  • With Stark inadvertently interrupting her plan, Beth is forced to reveal her knowledge that Stark and Iron Man are one and the same in order to implore Stark to suit up and assist, knowing that Iron Man is now the only chance for everyone to escape alive.

It's admittedly a lot for Stark to take in all at once--but what do you think he's going to do?

Under the circumstances, the only thing he can!




All things considered, this rescue's going off without any significant hitch so far, thanks to the presence of Iron Man. But the East Germans have another guest at Heaven's Hand--one whose thirst for revenge appears to outweigh the need for secrecy in regard to his benefactors, and whose power brings down Iron Man with a single strike.




Well, Mr. Stark, it was either facing the Living Laser or a love triangle, sir.
Count your blessings.

Friday, January 17, 2020

A Bargain At A Buck


With rare exception, comics issues which pepper their covers with tidbits of scenes from inside, along with captions that exclaim that this issue is the one you can't miss (or words to that effect), often do prove to be enjoyable since the promotional material is taking the stance that the issue has a little something for everyone--or, more loosely translated, there's bound to be something here that you'll like. While that may indeed be the case at times, one could regard such a cover as attempting to put the best face on a story which was unfortunately mostly devoid of (to put it bluntly) a story, depending on your definition of the word. You and I could probably name three or four such issues off the top of our respective heads which fit that description; yet many of them work on some level, if only as a harmless change-of-pace story that allows the book and its characters to catch their figurative breath.

The Mighty Thor issue we're about to take a look at wasn't specifically chosen to explore this theme; rather, in a way it flagged itself because of the way it backpeddles its marketing with a tongue-in-cheek disclaimer:



Which in a way gives the impression that the issue is patting itself on the back for not even trying to give you the content you're getting for your buck--but that's a Marvel hallmark if ever there was one.

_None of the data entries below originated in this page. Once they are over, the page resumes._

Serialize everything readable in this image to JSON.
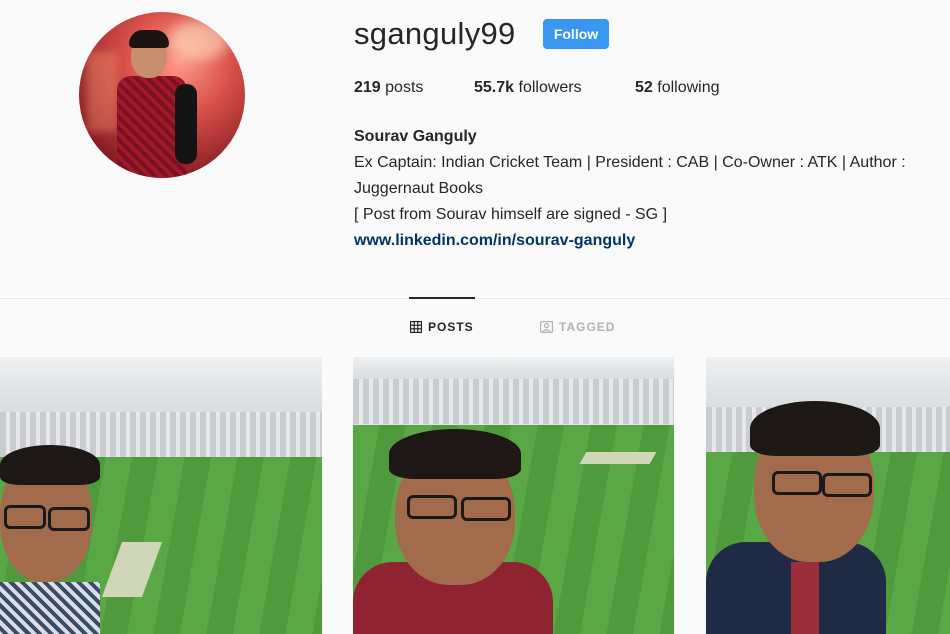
{
  "profile": {
    "username": "sganguly99",
    "follow_label": "Follow",
    "stats": {
      "posts_count": "219",
      "posts_label": " posts",
      "followers_count": "55.7k",
      "followers_label": " followers",
      "following_count": "52",
      "following_label": " following"
    },
    "bio": {
      "full_name": "Sourav Ganguly",
      "line1": "Ex Captain: Indian Cricket Team | President : CAB | Co-Owner : ATK | Author :",
      "line2": "Juggernaut Books",
      "line3": "[ Post from Sourav himself are signed - SG ]",
      "link": "www.linkedin.com/in/sourav-ganguly"
    }
  },
  "tabs": [
    {
      "label": "POSTS",
      "icon": "grid-icon",
      "active": true
    },
    {
      "label": "TAGGED",
      "icon": "tag-icon",
      "active": false
    }
  ],
  "colors": {
    "follow_button": "#3897f0",
    "link": "#003569",
    "background": "#fafafa"
  }
}
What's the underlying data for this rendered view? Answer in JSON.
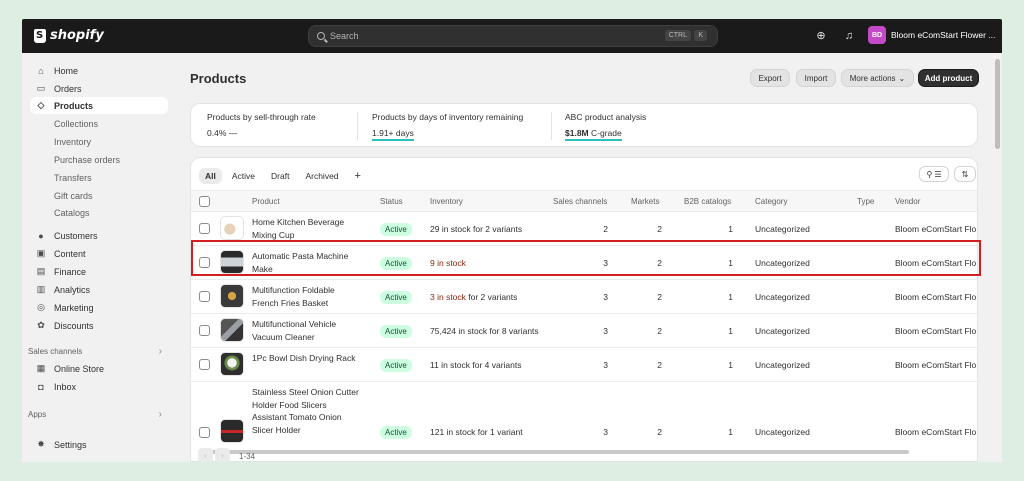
{
  "app": {
    "brand": "shopify",
    "search_placeholder": "Search",
    "shortcut_ctrl": "CTRL",
    "shortcut_k": "K",
    "store_initials": "BD",
    "store_name": "Bloom eComStart Flower ..."
  },
  "sidebar": {
    "items": [
      {
        "label": "Home",
        "icon": "home-icon",
        "glyph": "⌂"
      },
      {
        "label": "Orders",
        "icon": "inbox-icon",
        "glyph": "▭"
      },
      {
        "label": "Products",
        "icon": "tag-icon",
        "glyph": "◇"
      },
      {
        "label": "Collections"
      },
      {
        "label": "Inventory"
      },
      {
        "label": "Purchase orders"
      },
      {
        "label": "Transfers"
      },
      {
        "label": "Gift cards"
      },
      {
        "label": "Catalogs"
      },
      {
        "label": "Customers",
        "icon": "person-icon",
        "glyph": "●"
      },
      {
        "label": "Content",
        "icon": "image-icon",
        "glyph": "▣"
      },
      {
        "label": "Finance",
        "icon": "bank-icon",
        "glyph": "▤"
      },
      {
        "label": "Analytics",
        "icon": "chart-icon",
        "glyph": "▥"
      },
      {
        "label": "Marketing",
        "icon": "target-icon",
        "glyph": "◎"
      },
      {
        "label": "Discounts",
        "icon": "discount-icon",
        "glyph": "✿"
      }
    ],
    "sales_channels_label": "Sales channels",
    "channels": [
      {
        "label": "Online Store",
        "icon": "store-icon",
        "glyph": "▦"
      },
      {
        "label": "Inbox",
        "icon": "chat-icon",
        "glyph": "◘"
      }
    ],
    "apps_label": "Apps",
    "settings_label": "Settings"
  },
  "header": {
    "title": "Products",
    "export": "Export",
    "import": "Import",
    "more_actions": "More actions",
    "add_product": "Add product"
  },
  "metrics": [
    {
      "title": "Products by sell-through rate",
      "value": "0.4%",
      "extra": "—"
    },
    {
      "title": "Products by days of inventory remaining",
      "value": "1.91+ days"
    },
    {
      "title": "ABC product analysis",
      "value_bold": "$1.8M",
      "value": "C-grade"
    }
  ],
  "tabs": [
    "All",
    "Active",
    "Draft",
    "Archived",
    "+"
  ],
  "columns": [
    "Product",
    "Status",
    "Inventory",
    "Sales channels",
    "Markets",
    "B2B catalogs",
    "Category",
    "Type",
    "Vendor"
  ],
  "rows": [
    {
      "name": "Home Kitchen Beverage Mixing Cup",
      "status": "Active",
      "inv_red": "",
      "inventory": "29 in stock for 2 variants",
      "channels": "2",
      "markets": "2",
      "b2b": "1",
      "category": "Uncategorized",
      "vendor": "Bloom eComStart Flo"
    },
    {
      "name": "Automatic Pasta Machine Make",
      "status": "Active",
      "inv_red": "9 in stock",
      "inventory": "",
      "channels": "3",
      "markets": "2",
      "b2b": "1",
      "category": "Uncategorized",
      "vendor": "Bloom eComStart Flo"
    },
    {
      "name": "Multifunction Foldable French Fries Basket",
      "status": "Active",
      "inv_red": "3 in stock",
      "inventory": " for 2 variants",
      "channels": "3",
      "markets": "2",
      "b2b": "1",
      "category": "Uncategorized",
      "vendor": "Bloom eComStart Flo"
    },
    {
      "name": "Multifunctional Vehicle Vacuum Cleaner",
      "status": "Active",
      "inv_red": "",
      "inventory": "75,424 in stock for 8 variants",
      "channels": "3",
      "markets": "2",
      "b2b": "1",
      "category": "Uncategorized",
      "vendor": "Bloom eComStart Flo"
    },
    {
      "name": "1Pc Bowl Dish Drying Rack",
      "status": "Active",
      "inv_red": "",
      "inventory": "11 in stock for 4 variants",
      "channels": "3",
      "markets": "2",
      "b2b": "1",
      "category": "Uncategorized",
      "vendor": "Bloom eComStart Flo"
    },
    {
      "name": "Stainless Steel Onion Cutter Holder Food Slicers Assistant Tomato Onion Slicer Holder",
      "status": "Active",
      "inv_red": "",
      "inventory": "121 in stock for 1 variant",
      "channels": "3",
      "markets": "2",
      "b2b": "1",
      "category": "Uncategorized",
      "vendor": "Bloom eComStart Flo"
    }
  ],
  "pagination": {
    "range": "1-34",
    "prev": "‹",
    "next": "›"
  },
  "colors": {
    "accent_underline": "#2bc0c0",
    "active_badge_bg": "#cdfee1",
    "highlight_border": "#d31f1f",
    "low_stock_text": "#8e1f0b"
  }
}
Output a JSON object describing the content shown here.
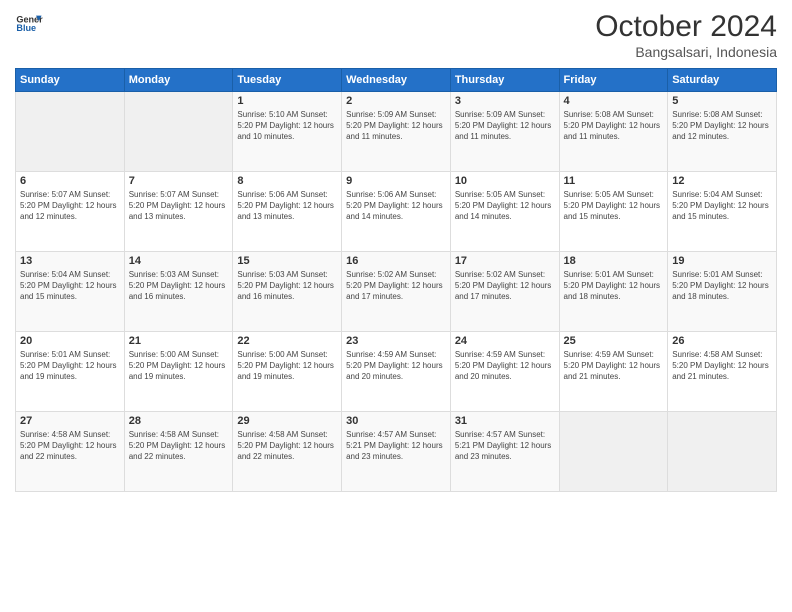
{
  "header": {
    "logo_line1": "General",
    "logo_line2": "Blue",
    "month": "October 2024",
    "location": "Bangsalsari, Indonesia"
  },
  "days_of_week": [
    "Sunday",
    "Monday",
    "Tuesday",
    "Wednesday",
    "Thursday",
    "Friday",
    "Saturday"
  ],
  "weeks": [
    [
      {
        "day": "",
        "info": ""
      },
      {
        "day": "",
        "info": ""
      },
      {
        "day": "1",
        "info": "Sunrise: 5:10 AM\nSunset: 5:20 PM\nDaylight: 12 hours\nand 10 minutes."
      },
      {
        "day": "2",
        "info": "Sunrise: 5:09 AM\nSunset: 5:20 PM\nDaylight: 12 hours\nand 11 minutes."
      },
      {
        "day": "3",
        "info": "Sunrise: 5:09 AM\nSunset: 5:20 PM\nDaylight: 12 hours\nand 11 minutes."
      },
      {
        "day": "4",
        "info": "Sunrise: 5:08 AM\nSunset: 5:20 PM\nDaylight: 12 hours\nand 11 minutes."
      },
      {
        "day": "5",
        "info": "Sunrise: 5:08 AM\nSunset: 5:20 PM\nDaylight: 12 hours\nand 12 minutes."
      }
    ],
    [
      {
        "day": "6",
        "info": "Sunrise: 5:07 AM\nSunset: 5:20 PM\nDaylight: 12 hours\nand 12 minutes."
      },
      {
        "day": "7",
        "info": "Sunrise: 5:07 AM\nSunset: 5:20 PM\nDaylight: 12 hours\nand 13 minutes."
      },
      {
        "day": "8",
        "info": "Sunrise: 5:06 AM\nSunset: 5:20 PM\nDaylight: 12 hours\nand 13 minutes."
      },
      {
        "day": "9",
        "info": "Sunrise: 5:06 AM\nSunset: 5:20 PM\nDaylight: 12 hours\nand 14 minutes."
      },
      {
        "day": "10",
        "info": "Sunrise: 5:05 AM\nSunset: 5:20 PM\nDaylight: 12 hours\nand 14 minutes."
      },
      {
        "day": "11",
        "info": "Sunrise: 5:05 AM\nSunset: 5:20 PM\nDaylight: 12 hours\nand 15 minutes."
      },
      {
        "day": "12",
        "info": "Sunrise: 5:04 AM\nSunset: 5:20 PM\nDaylight: 12 hours\nand 15 minutes."
      }
    ],
    [
      {
        "day": "13",
        "info": "Sunrise: 5:04 AM\nSunset: 5:20 PM\nDaylight: 12 hours\nand 15 minutes."
      },
      {
        "day": "14",
        "info": "Sunrise: 5:03 AM\nSunset: 5:20 PM\nDaylight: 12 hours\nand 16 minutes."
      },
      {
        "day": "15",
        "info": "Sunrise: 5:03 AM\nSunset: 5:20 PM\nDaylight: 12 hours\nand 16 minutes."
      },
      {
        "day": "16",
        "info": "Sunrise: 5:02 AM\nSunset: 5:20 PM\nDaylight: 12 hours\nand 17 minutes."
      },
      {
        "day": "17",
        "info": "Sunrise: 5:02 AM\nSunset: 5:20 PM\nDaylight: 12 hours\nand 17 minutes."
      },
      {
        "day": "18",
        "info": "Sunrise: 5:01 AM\nSunset: 5:20 PM\nDaylight: 12 hours\nand 18 minutes."
      },
      {
        "day": "19",
        "info": "Sunrise: 5:01 AM\nSunset: 5:20 PM\nDaylight: 12 hours\nand 18 minutes."
      }
    ],
    [
      {
        "day": "20",
        "info": "Sunrise: 5:01 AM\nSunset: 5:20 PM\nDaylight: 12 hours\nand 19 minutes."
      },
      {
        "day": "21",
        "info": "Sunrise: 5:00 AM\nSunset: 5:20 PM\nDaylight: 12 hours\nand 19 minutes."
      },
      {
        "day": "22",
        "info": "Sunrise: 5:00 AM\nSunset: 5:20 PM\nDaylight: 12 hours\nand 19 minutes."
      },
      {
        "day": "23",
        "info": "Sunrise: 4:59 AM\nSunset: 5:20 PM\nDaylight: 12 hours\nand 20 minutes."
      },
      {
        "day": "24",
        "info": "Sunrise: 4:59 AM\nSunset: 5:20 PM\nDaylight: 12 hours\nand 20 minutes."
      },
      {
        "day": "25",
        "info": "Sunrise: 4:59 AM\nSunset: 5:20 PM\nDaylight: 12 hours\nand 21 minutes."
      },
      {
        "day": "26",
        "info": "Sunrise: 4:58 AM\nSunset: 5:20 PM\nDaylight: 12 hours\nand 21 minutes."
      }
    ],
    [
      {
        "day": "27",
        "info": "Sunrise: 4:58 AM\nSunset: 5:20 PM\nDaylight: 12 hours\nand 22 minutes."
      },
      {
        "day": "28",
        "info": "Sunrise: 4:58 AM\nSunset: 5:20 PM\nDaylight: 12 hours\nand 22 minutes."
      },
      {
        "day": "29",
        "info": "Sunrise: 4:58 AM\nSunset: 5:20 PM\nDaylight: 12 hours\nand 22 minutes."
      },
      {
        "day": "30",
        "info": "Sunrise: 4:57 AM\nSunset: 5:21 PM\nDaylight: 12 hours\nand 23 minutes."
      },
      {
        "day": "31",
        "info": "Sunrise: 4:57 AM\nSunset: 5:21 PM\nDaylight: 12 hours\nand 23 minutes."
      },
      {
        "day": "",
        "info": ""
      },
      {
        "day": "",
        "info": ""
      }
    ]
  ]
}
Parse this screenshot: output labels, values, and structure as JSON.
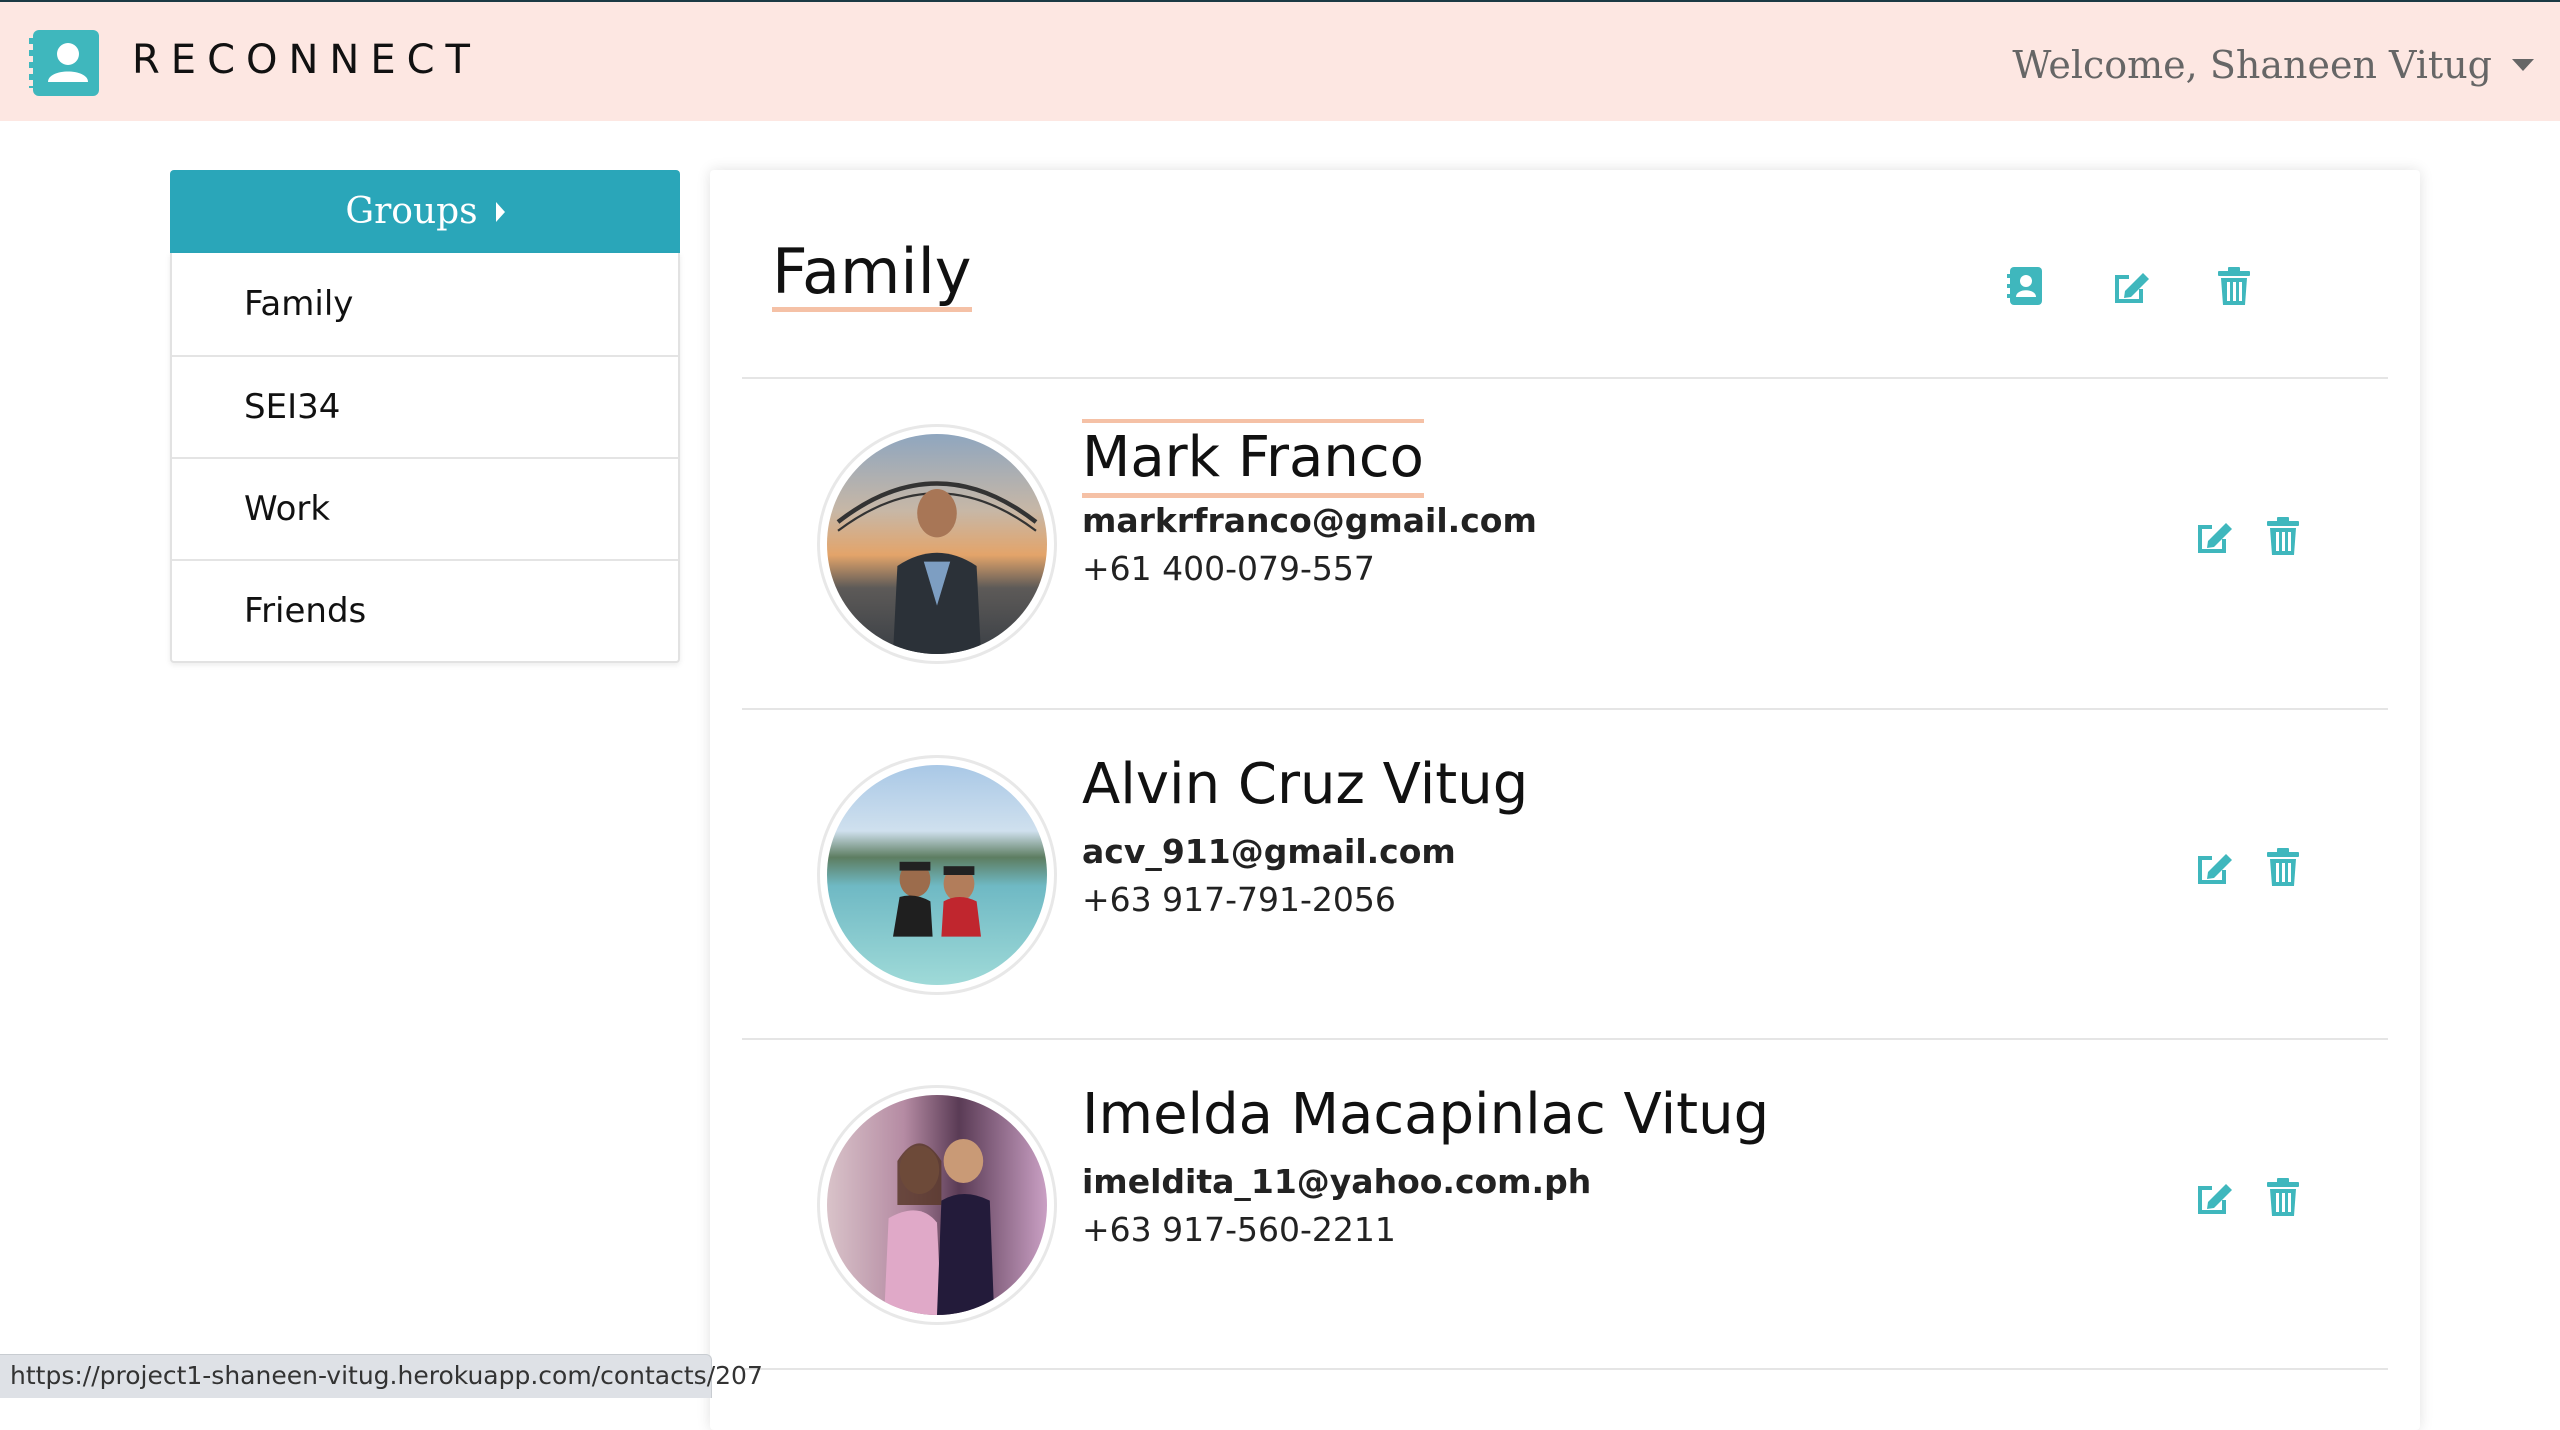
{
  "navbar": {
    "brand": "RECONNECT",
    "welcome": "Welcome, Shaneen Vitug"
  },
  "sidebar": {
    "header": "Groups",
    "groups": [
      "Family",
      "SEI34",
      "Work",
      "Friends"
    ]
  },
  "group": {
    "title": "Family"
  },
  "contacts": [
    {
      "name": "Mark Franco",
      "email": "markrfranco@gmail.com",
      "phone": "+61 400-079-557"
    },
    {
      "name": "Alvin Cruz Vitug",
      "email": "acv_911@gmail.com",
      "phone": "+63 917-791-2056"
    },
    {
      "name": "Imelda Macapinlac Vitug",
      "email": "imeldita_11@yahoo.com.ph",
      "phone": "+63 917-560-2211"
    }
  ],
  "status_url": "https://project1-shaneen-vitug.herokuapp.com/contacts/207",
  "colors": {
    "navbar_bg": "#fde7e2",
    "accent_teal": "#2aa6b9",
    "icon_teal": "#3fb7bd",
    "underline_peach": "#f5c1a6"
  },
  "icons": [
    "contact-book-icon",
    "edit-icon",
    "trash-icon",
    "user-icon",
    "caret-down-icon",
    "caret-right-icon"
  ]
}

In this instance, you might find yourself more than willing to give the story a pass for its heavier focus on the Wrecking Crew and Code: Blue, since the book has up until now amply fulfilled its quota of engaging Thor/Asgardian adventure (e.g., the realm has just prevailed in a clash with Ymir and Surtur, neither of which can be considered lightweights). That said, you might as well know going in that, thanks to a two-page comic/ad promoting the TurboGrafx Splatterhouse game, and a five-page backup story featuring Earth-Lord of Earth Force, that leaves just eleven pages of Thor for readers who picked up this issue expecting to see a Thor issue that "has it all." (And you shouldn't expect the Sif vs. Leir battle to make up the difference.)